# Questions regarding early natural numbers.

Consider the real number $0.123456789101112\dots$, where you concatenate the digits of the natural numbers.

Certain natural numbers are "early", meaning, they appear earlier as a substring of digits than they are supposed to.

For example: $12$, $23$ and $101$ are early natural numbers.

I have a few questions:

1. Is the set of early numbers infinite? What about the set of non-early numbers?

2. Does the set of early numbers have an asymptotic density? If so, is there a closed form expression for that real number?

3. Same as previous question, but regarding the set of non-early numbers.

• The set of early numbers is definitely infinite, since $12,123,1234,12345, \ldots$ are early. – Stefan Mesken Jun 6 '14 at 6:50

## 3 Answers

These numbers are tabulated at the Online Encyclopedia of Integer Sequences. There's a reference there to work of Golomb, which you can find on page 30 of this link. In particular, Golomb explains why these numbers have density 1.

The set of early numbers is infinite, as it contains at least the following set: $$\{12,123,1234,12345,123456,1234567,\dots\}$$

As for the set of non-early numbers, I think you can show that the number $1111\dots 1$ is not early for any number of ones it contains, meaning the set of non-early numbers is also infinite.

Questions 2 and 3 are much tougher and I cannot see a simple answer to them (still, I believe I answered at least some of your questions).

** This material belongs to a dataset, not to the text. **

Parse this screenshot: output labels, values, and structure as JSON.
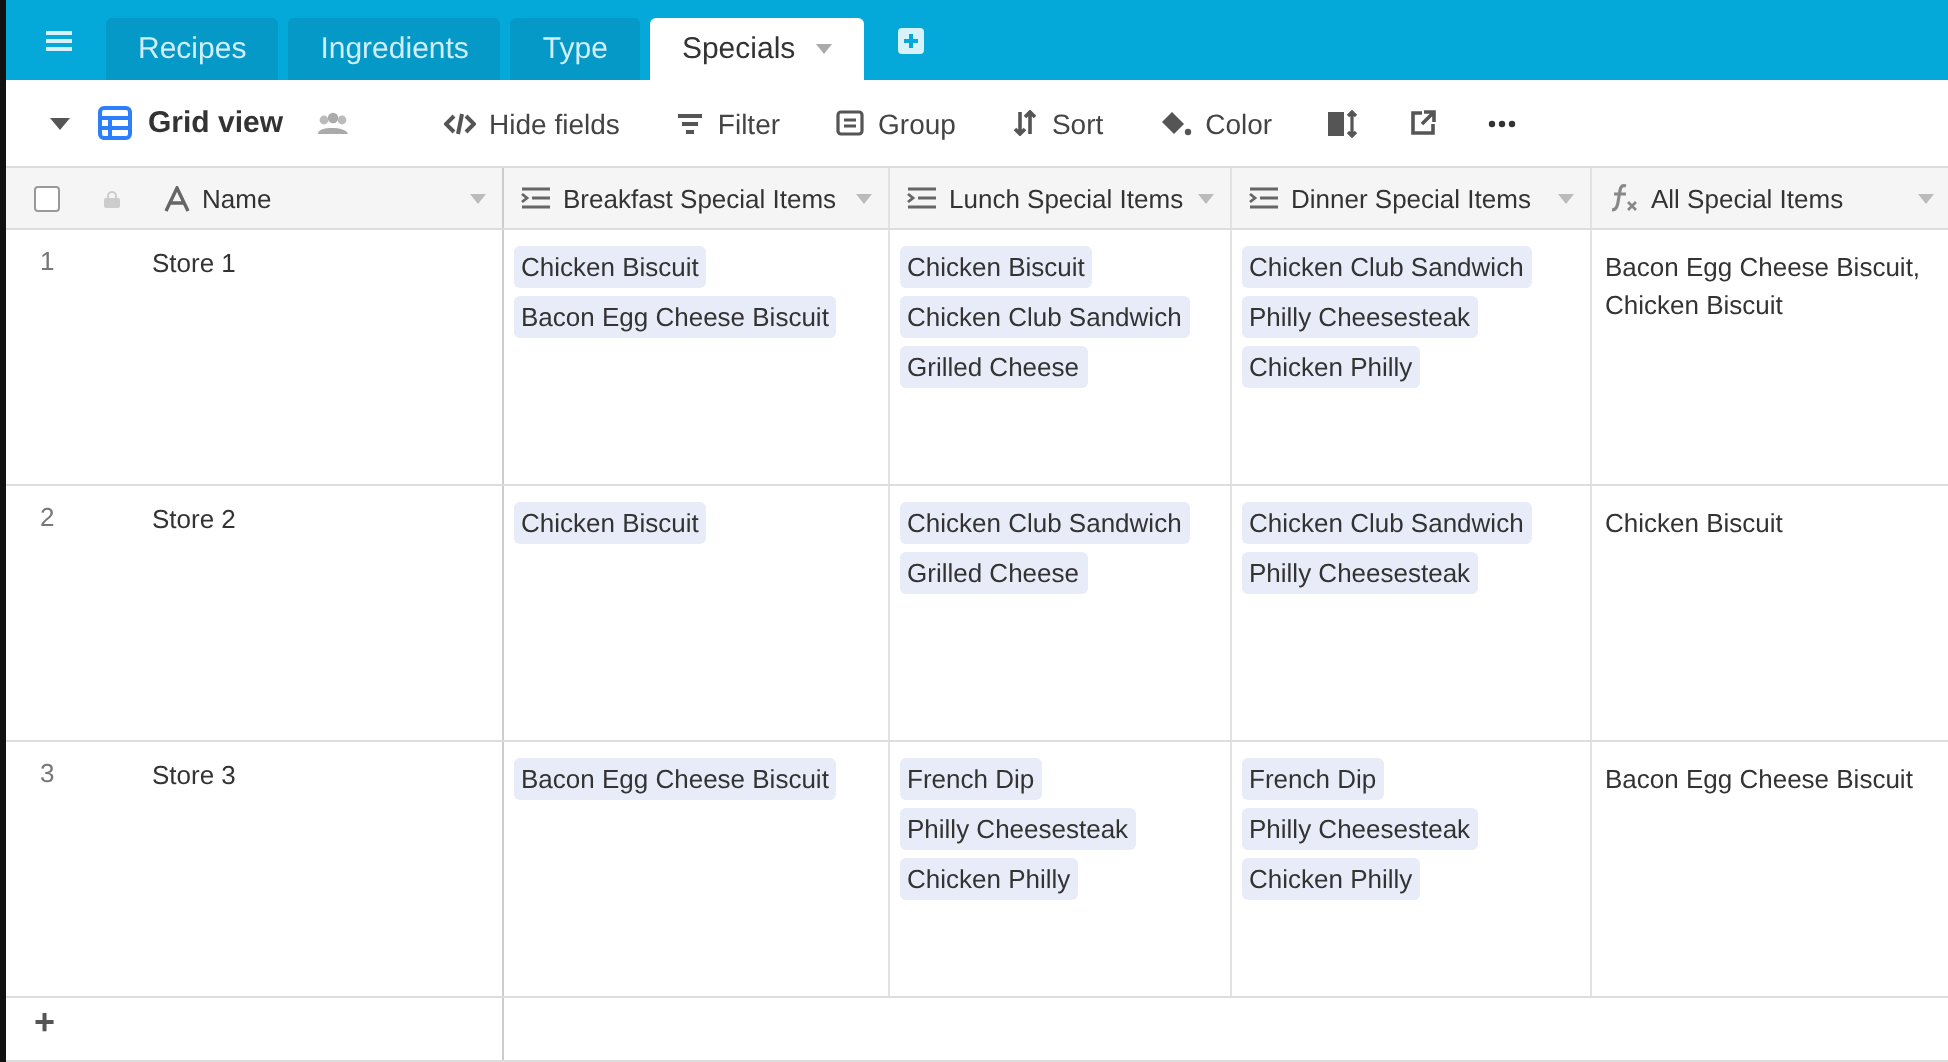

The set of early numbers will definitely go infinite because you can group certain number of digits to achieve a early number. There are also non-early numbers which will go to infinite. There would be always certain numbers (more than early ones) who can't be achieved by the combination of any numbers.